    [root@gpdb_singlenode var]# chmod 777 core
    [root@gpdb_singlenode var]# stat core
    File: `core'
    Size: 4096 Blocks: 8 IO Block: 4096 directory
    Device: fd00h/64768d Inode: 1051472 Links: 2
    Access: (0777/drwxrwxrwx) Uid: ( 0/ root) Gid: ( 0/ root)
    Access: 2015-10-11 13:05:56.643808523 -0700
    Modify: 2015-10-11 13:00:39.205808517 -0700

    Change: 2015-10-11 13:06:10.517808539 -0700

    ====
    -bash-4.1$ id
    uid=500(gpadmin) gid=500(gpadmin) groups=500(gpadmin)

    -bash-4.1$ kill -SIGABRT 13941

    -bash-4.1$ ls -lrtha
    total 224K
    drwxr-xr-x. 21 root root 4.0K Oct 11 12:59 ..
    -rw------- 1 root root 316K Oct 11 13:00 core-sleep-6-0-0-13729-1444593639
    -rw------- 1 gpadmin gpadmin 316K Oct 11 13:07 core-sleep-6-500-500-13941-1444594022
    drwxrwxrwx 2 root root 4.0K Oct 11 13:07 .
    [1]+ Aborted (core dumped) sleep 60

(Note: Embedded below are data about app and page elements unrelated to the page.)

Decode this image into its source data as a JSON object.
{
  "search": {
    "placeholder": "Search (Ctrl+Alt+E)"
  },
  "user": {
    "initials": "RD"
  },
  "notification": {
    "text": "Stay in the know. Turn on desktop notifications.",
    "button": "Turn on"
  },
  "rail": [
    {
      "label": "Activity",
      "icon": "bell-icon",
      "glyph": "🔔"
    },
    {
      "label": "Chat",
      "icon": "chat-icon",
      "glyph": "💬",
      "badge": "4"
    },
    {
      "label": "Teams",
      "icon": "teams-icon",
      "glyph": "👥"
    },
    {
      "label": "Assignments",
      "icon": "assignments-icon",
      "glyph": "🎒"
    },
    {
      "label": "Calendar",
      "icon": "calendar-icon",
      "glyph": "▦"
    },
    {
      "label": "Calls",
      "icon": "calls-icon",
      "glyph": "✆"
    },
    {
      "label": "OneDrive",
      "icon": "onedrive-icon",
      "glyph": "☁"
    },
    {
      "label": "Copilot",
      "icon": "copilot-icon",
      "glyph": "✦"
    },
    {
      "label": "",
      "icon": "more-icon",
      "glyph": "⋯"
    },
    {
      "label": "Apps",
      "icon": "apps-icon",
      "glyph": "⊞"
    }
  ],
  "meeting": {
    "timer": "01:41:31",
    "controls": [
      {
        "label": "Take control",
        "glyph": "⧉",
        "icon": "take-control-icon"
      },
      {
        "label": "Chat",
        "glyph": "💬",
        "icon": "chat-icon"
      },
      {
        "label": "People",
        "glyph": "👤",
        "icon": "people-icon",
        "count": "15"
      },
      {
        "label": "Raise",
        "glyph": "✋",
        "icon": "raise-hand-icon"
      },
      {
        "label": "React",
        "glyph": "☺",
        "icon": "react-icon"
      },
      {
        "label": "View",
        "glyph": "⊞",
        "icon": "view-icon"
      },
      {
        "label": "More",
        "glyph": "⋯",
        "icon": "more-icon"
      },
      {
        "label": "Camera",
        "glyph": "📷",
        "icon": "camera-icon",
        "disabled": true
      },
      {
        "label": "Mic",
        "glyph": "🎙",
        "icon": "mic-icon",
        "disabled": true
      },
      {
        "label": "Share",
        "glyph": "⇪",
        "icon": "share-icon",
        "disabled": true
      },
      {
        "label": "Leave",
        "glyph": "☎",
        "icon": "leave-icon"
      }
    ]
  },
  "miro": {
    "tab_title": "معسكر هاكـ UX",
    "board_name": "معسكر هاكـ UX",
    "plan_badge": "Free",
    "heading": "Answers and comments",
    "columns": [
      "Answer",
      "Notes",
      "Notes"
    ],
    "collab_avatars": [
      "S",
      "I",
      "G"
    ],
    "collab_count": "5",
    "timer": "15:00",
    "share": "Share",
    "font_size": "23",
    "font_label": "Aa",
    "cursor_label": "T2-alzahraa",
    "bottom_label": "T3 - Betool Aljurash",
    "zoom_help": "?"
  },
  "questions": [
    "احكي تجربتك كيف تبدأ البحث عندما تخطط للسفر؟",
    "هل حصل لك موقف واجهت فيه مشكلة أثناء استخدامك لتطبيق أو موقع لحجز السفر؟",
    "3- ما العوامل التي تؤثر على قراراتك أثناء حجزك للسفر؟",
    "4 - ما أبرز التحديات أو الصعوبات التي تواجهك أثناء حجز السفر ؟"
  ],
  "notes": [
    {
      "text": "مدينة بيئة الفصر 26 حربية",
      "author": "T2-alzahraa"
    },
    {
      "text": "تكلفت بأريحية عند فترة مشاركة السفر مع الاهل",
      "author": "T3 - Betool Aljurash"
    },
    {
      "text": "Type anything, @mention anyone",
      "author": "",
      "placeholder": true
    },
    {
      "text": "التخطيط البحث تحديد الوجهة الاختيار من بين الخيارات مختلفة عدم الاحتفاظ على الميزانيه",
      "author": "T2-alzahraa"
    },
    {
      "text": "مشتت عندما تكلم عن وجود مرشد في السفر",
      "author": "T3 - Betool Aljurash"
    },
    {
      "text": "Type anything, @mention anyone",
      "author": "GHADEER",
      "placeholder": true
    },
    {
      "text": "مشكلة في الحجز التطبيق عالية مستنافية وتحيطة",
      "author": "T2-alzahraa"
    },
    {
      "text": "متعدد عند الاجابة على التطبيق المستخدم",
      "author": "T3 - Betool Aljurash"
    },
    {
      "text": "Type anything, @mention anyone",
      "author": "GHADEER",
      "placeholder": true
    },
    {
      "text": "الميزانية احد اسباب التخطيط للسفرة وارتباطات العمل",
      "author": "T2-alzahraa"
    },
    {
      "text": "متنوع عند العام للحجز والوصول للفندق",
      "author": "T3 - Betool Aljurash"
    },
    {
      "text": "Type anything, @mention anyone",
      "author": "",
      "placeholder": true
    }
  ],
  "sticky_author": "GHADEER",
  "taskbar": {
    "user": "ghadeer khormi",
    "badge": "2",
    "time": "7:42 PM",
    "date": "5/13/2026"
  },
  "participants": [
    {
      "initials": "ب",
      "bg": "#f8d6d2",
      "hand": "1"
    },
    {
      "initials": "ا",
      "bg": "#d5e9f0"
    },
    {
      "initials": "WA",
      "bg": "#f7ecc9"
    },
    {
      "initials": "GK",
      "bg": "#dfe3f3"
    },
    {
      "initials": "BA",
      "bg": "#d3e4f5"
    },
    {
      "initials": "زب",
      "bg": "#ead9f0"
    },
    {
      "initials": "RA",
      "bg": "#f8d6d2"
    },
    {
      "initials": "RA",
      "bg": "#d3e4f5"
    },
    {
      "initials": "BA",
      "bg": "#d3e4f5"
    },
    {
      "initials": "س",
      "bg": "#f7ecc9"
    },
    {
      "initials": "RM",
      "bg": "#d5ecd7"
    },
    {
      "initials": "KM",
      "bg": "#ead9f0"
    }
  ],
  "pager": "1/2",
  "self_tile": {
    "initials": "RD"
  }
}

    ====

    Now gpadmin able to generate core file with pid 13941 after changing the permission of core directory .

Powered by Zendesk